Wandering along the sand we stopped off at a Tapas bar to give our stomachs a break from spice for one meal. Though the beach itself was pretty quiet, most of restaurants were full of people cooling off which made me feel less like a wimp for my lack of tolerance to the temperature.
As the sun began to go down more and more people appeared, playing cricket, football or fearlessly diving into the giant waves. Feeling like we had had quite enough exercise for the day we strolled along the sand letting the warm water lap at our toes as the sun set.
Sweaty and salty we opted to hop in a auto-rickshaw back to La La Land rather than walking, of course the driver tried to charge us double for the journey but not being aware that I am a savvy traveller (and always ask a local how much things should cost) I haggled down to 100 rupees. The £1 journey was worth every penny and we arrived back to our hut in no time at all. Still feeling a little tired we once again dined along in the peace of Palolem beach.
I absolutely loved our first day in Goa, it was exactly the vibe I hoped for but could not wait to see what else the area had to offer. I soon learned that visiting at the end of the season meant almost everything was wrapping up and there was very little for us to do.
The lack of activities set me into a panic – doing nothing is the opposite to my usual pace of life and I went into a spin worrying that we were wasting our time sitting around with no plans and, more importantly, no wifi. The only solution I could think of was packing my bag and looking for somewhere else to go. Pablo, always being the calm one, told me not to be rash and to sleep on it, stroppily I slammed the Lonely Planet down and crawled under the mosquito net into bed.
The next day we went for breakfast and decided to stay.
Much of my life is controlled to keep the balance between depression and anxiety, so trusting myself to let go enough to relax was a difficult experience, but once I embraced my surroundings I felt clearer than I had in a long time. People often talk about finding themselves in Goa and, though I would not go that far, it was the perfect place to reboot.
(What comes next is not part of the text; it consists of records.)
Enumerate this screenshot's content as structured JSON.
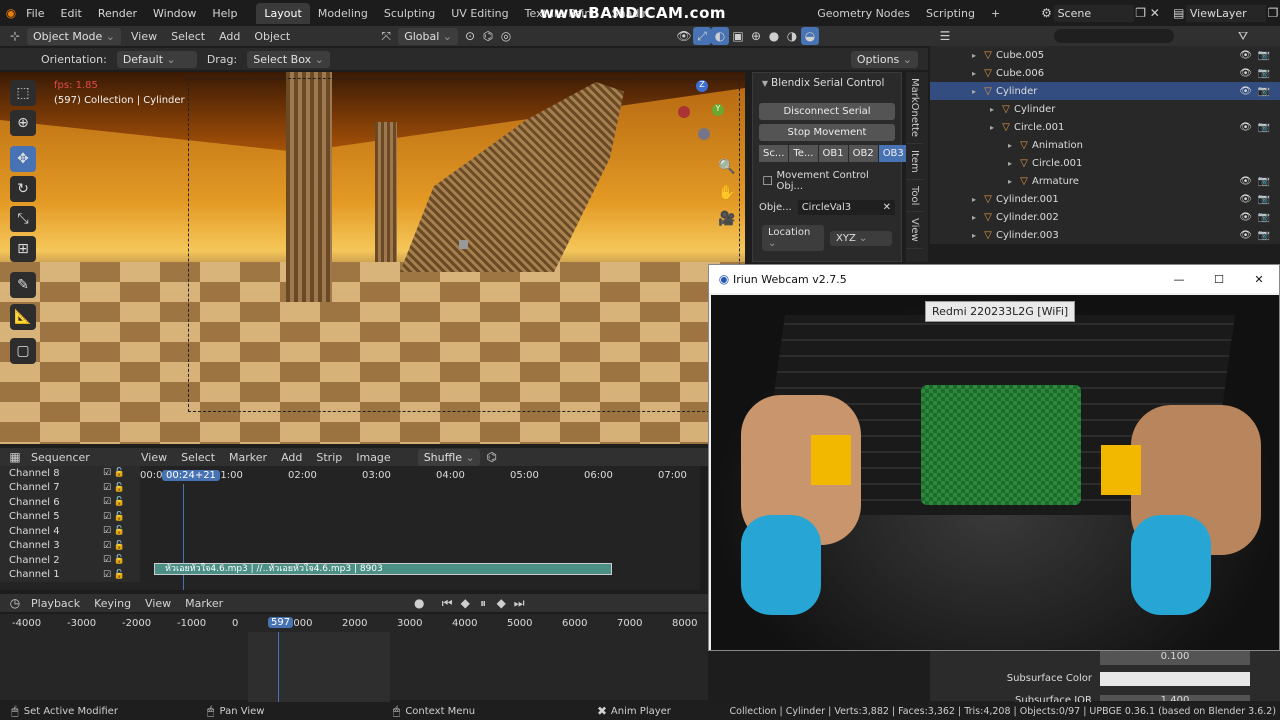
{
  "topbar": {
    "menus": [
      "File",
      "Edit",
      "Render",
      "Window",
      "Help"
    ],
    "workspaces": [
      "Layout",
      "Modeling",
      "Sculpting",
      "UV Editing",
      "Texture Paint",
      "Shadin"
    ],
    "workspaces2": [
      "Geometry Nodes",
      "Scripting"
    ],
    "add": "+",
    "watermark": "www.BANDICAM.com",
    "scene": "Scene",
    "viewlayer": "ViewLayer"
  },
  "vp_header": {
    "mode": "Object Mode",
    "menus": [
      "View",
      "Select",
      "Add",
      "Object"
    ],
    "transform": "Global"
  },
  "vp_tool": {
    "orientation_label": "Orientation:",
    "orientation": "Default",
    "drag_label": "Drag:",
    "drag": "Select Box",
    "options": "Options"
  },
  "vp_stats": {
    "fps": "fps: 1.85",
    "collection": "(597) Collection | Cylinder"
  },
  "gizmo": {
    "z": "Z",
    "y": "Y",
    "x": "X"
  },
  "npanel": {
    "title": "Blendix Serial Control",
    "btn1": "Disconnect Serial",
    "btn2": "Stop Movement",
    "tabs": [
      "Sc...",
      "Te...",
      "OB1",
      "OB2",
      "OB3"
    ],
    "section": "Movement Control Obj...",
    "obj_label": "Obje...",
    "obj_value": "CircleVal3",
    "loc": "Location",
    "xyz": "XYZ"
  },
  "sidetabs": [
    "MarkOnette",
    "Item",
    "Tool",
    "View"
  ],
  "outliner": {
    "rows": [
      {
        "name": "Cube.005",
        "indent": 1
      },
      {
        "name": "Cube.006",
        "indent": 1
      },
      {
        "name": "Cylinder",
        "indent": 1,
        "sel": true
      },
      {
        "name": "Cylinder",
        "indent": 2
      },
      {
        "name": "Circle.001",
        "indent": 2
      },
      {
        "name": "Animation",
        "indent": 3
      },
      {
        "name": "Circle.001",
        "indent": 3
      },
      {
        "name": "Armature",
        "indent": 3
      },
      {
        "name": "Cylinder.001",
        "indent": 1
      },
      {
        "name": "Cylinder.002",
        "indent": 1
      },
      {
        "name": "Cylinder.003",
        "indent": 1
      }
    ]
  },
  "seq": {
    "editor": "Sequencer",
    "menus": [
      "View",
      "Select",
      "Marker",
      "Add",
      "Strip",
      "Image"
    ],
    "shuffle": "Shuffle",
    "channels": [
      "Channel 8",
      "Channel 7",
      "Channel 6",
      "Channel 5",
      "Channel 4",
      "Channel 3",
      "Channel 2",
      "Channel 1"
    ],
    "current": "00:24+21",
    "times": [
      "00:0",
      "01:00",
      "02:00",
      "03:00",
      "04:00",
      "05:00",
      "06:00",
      "07:00"
    ],
    "strip": "หัวเอยหัวใจ4.6.mp3 | //..หัวเอยหัวใจ4.6.mp3 | 8903"
  },
  "timeline": {
    "menus": [
      "Playback",
      "Keying",
      "View",
      "Marker"
    ],
    "frame": "597",
    "ticks": [
      "-4000",
      "-3000",
      "-2000",
      "-1000",
      "0",
      "1000",
      "2000",
      "3000",
      "4000",
      "5000",
      "6000",
      "7000",
      "8000"
    ]
  },
  "iriun": {
    "title": "Iriun Webcam v2.7.5",
    "device": "Redmi 220233L2G [WiFi]",
    "min": "—",
    "max": "☐",
    "close": "✕"
  },
  "props": {
    "value": "0.100",
    "label": "Subsurface Color",
    "label2": "Subsurface IOR",
    "value2": "1.400"
  },
  "status": {
    "s1": "Set Active Modifier",
    "s2": "Pan View",
    "s3": "Context Menu",
    "s4": "Anim Player",
    "info": "Collection | Cylinder | Verts:3,882 | Faces:3,362 | Tris:4,208 | Objects:0/97 | UPBGE 0.36.1 (based on Blender 3.6.2)"
  }
}
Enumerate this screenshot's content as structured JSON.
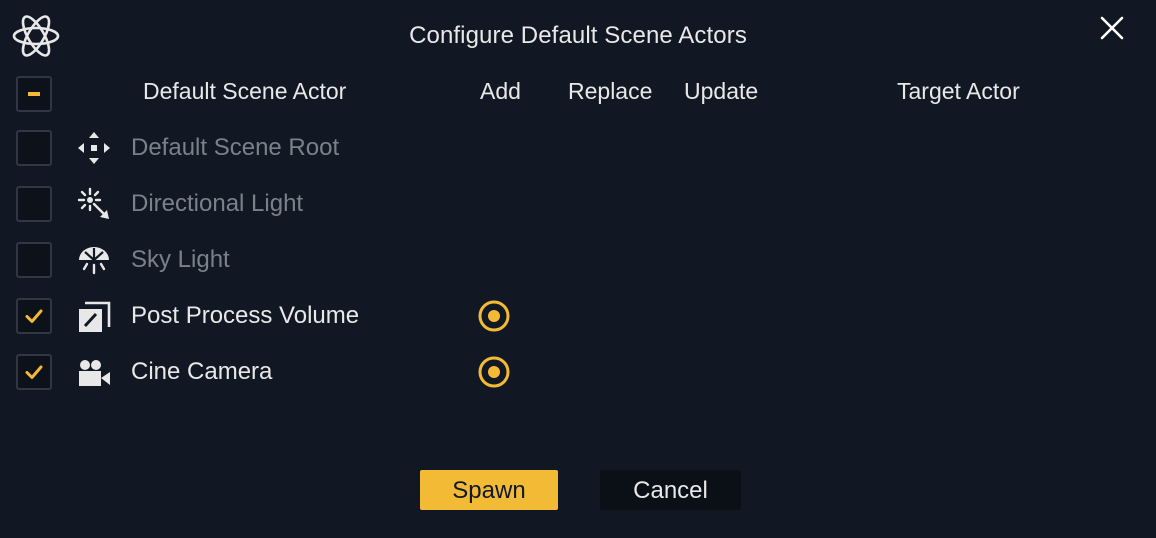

After a few days I relaxed into the pace of life, each day melted into the next, following a similar pattern. We spent our time, reading, writing and talking with jewellery sellers along at Cafe Nirvanna whilst hiding from the sun during the day.
In the evening we switched up the routine slightly by picking a different beach restaurant to dine at each night. By the end of the week we concurred that Nirvanna was the best place to relax during the day, Cuba served up the most delicious biryani and Dropadi was the place to go for a more upmarket meal.
The most eventful things that happened in our week stay were: two dogs having a 4 hour wrestling match on our porch and Pablo and I having a passionate discussion about what we want from life.
We could have joined in with the party scene (which due to a 10pm curfew on noise is made up of giant headphone discos) but instead we embraced the tranquility and kept our evenings low key.
I always thought a beach holiday was my idea of hell, however, taking time out to do nothing meant that I was given the opportunity to see things differently. I disconnected from my phone and was able to fully appreciate the simplistic beauty of my surroundings.
Despite visiting at completely the wrong time of year, and being much less active than my original plan, our trip to Goa was an unexpected success and is somewhere I would love to go back to for a prolonged period of time.
Have you guys been anywhere that you unexpectedly fell in love with?